Now that you’ve mastered the nominative, let’s have a look at the German accusative. The German accusative is used for the direct object of a sentence. The direct object is a person, animal or thing the action of the sentence is happening to, or being acted upon.
Let's take a look at the German accusative.
How to pronounce the German Accusative
In this example “Anna” is the direct object, “Paul” is the subject and “loves” is the action. As you know you can use the questions “who” (“wer”) or “what” (“was”) in the nominative case to find out what the subject of the sentence is.
The questions for the accusative are “whom” (“wen”) or “ what” (“was”). In German the accusative is also called the “whom-case” (“der Wenfall”).
The masculine articles “der” and “ein” change when used in the accusative. “Der” turns into “den” and “ein” into “einen”. Feminine articles (“die” and “eine”) and neuter articles (“das” and “ein”) don’t change. Here is an example to make it more clear:
Whom does the woman love? The man. In this sentence “den Mann” (the man) is the person the action is happening to, therefore “den Mann” is accusative. Even without asking the “whom ” question you can see that “den Mann” is accusative because “der” changed into “den”.
You might wonder why “ein Buch” doesn’t change into “einen Buch”. This is because the noun “Buch” is neuter (“das Buch”). Only masculine articles change in the accusative.
Here are a few recommended German lessons to try next!
- The letters in the German alphabet are the same as in English!
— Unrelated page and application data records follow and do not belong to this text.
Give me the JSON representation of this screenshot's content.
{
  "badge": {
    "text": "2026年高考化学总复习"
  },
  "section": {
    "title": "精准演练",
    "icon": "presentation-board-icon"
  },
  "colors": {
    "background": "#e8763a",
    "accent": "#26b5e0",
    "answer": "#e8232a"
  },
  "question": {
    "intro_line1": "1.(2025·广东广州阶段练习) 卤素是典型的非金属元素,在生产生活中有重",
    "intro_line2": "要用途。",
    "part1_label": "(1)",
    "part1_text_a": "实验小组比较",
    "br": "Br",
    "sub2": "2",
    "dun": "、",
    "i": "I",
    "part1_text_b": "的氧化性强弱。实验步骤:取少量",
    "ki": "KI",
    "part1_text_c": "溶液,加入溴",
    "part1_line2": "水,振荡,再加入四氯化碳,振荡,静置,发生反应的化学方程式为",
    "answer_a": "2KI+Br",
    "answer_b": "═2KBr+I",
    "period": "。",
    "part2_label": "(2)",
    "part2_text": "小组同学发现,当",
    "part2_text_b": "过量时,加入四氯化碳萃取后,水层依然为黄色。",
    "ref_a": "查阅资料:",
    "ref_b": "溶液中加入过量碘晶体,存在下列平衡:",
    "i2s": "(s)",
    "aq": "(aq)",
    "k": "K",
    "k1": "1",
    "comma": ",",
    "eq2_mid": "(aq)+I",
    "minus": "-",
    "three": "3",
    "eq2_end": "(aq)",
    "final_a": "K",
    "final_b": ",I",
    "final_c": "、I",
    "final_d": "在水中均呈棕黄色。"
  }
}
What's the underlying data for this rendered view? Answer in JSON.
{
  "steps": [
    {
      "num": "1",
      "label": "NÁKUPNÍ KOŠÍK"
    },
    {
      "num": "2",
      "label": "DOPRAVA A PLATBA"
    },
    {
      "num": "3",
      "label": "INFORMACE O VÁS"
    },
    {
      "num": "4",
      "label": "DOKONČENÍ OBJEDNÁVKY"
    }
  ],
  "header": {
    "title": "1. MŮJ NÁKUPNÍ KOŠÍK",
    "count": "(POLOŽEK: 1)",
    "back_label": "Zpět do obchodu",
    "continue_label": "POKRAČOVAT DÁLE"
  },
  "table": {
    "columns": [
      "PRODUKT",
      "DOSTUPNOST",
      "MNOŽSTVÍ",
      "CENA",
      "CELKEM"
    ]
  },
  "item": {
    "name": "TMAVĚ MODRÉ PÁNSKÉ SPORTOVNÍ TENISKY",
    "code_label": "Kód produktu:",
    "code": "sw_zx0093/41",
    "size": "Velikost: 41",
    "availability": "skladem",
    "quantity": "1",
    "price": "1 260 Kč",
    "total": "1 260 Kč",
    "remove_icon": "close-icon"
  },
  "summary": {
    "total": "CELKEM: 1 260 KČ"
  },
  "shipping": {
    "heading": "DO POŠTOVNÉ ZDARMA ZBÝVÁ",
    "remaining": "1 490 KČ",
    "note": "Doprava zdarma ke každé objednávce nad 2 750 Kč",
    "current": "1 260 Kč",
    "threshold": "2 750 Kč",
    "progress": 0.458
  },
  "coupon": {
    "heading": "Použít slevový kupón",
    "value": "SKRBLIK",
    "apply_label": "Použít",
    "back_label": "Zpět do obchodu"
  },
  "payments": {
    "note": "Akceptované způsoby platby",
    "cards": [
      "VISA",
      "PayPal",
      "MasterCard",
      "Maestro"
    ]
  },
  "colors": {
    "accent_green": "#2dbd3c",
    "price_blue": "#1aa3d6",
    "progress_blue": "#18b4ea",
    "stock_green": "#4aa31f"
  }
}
Find out all about it.
- Learn the correct way to use German articles here.
- Wanting to create more complete sentences? You need to be able to use the German conjunctions.
Bis bald! Paul Weber Rocket German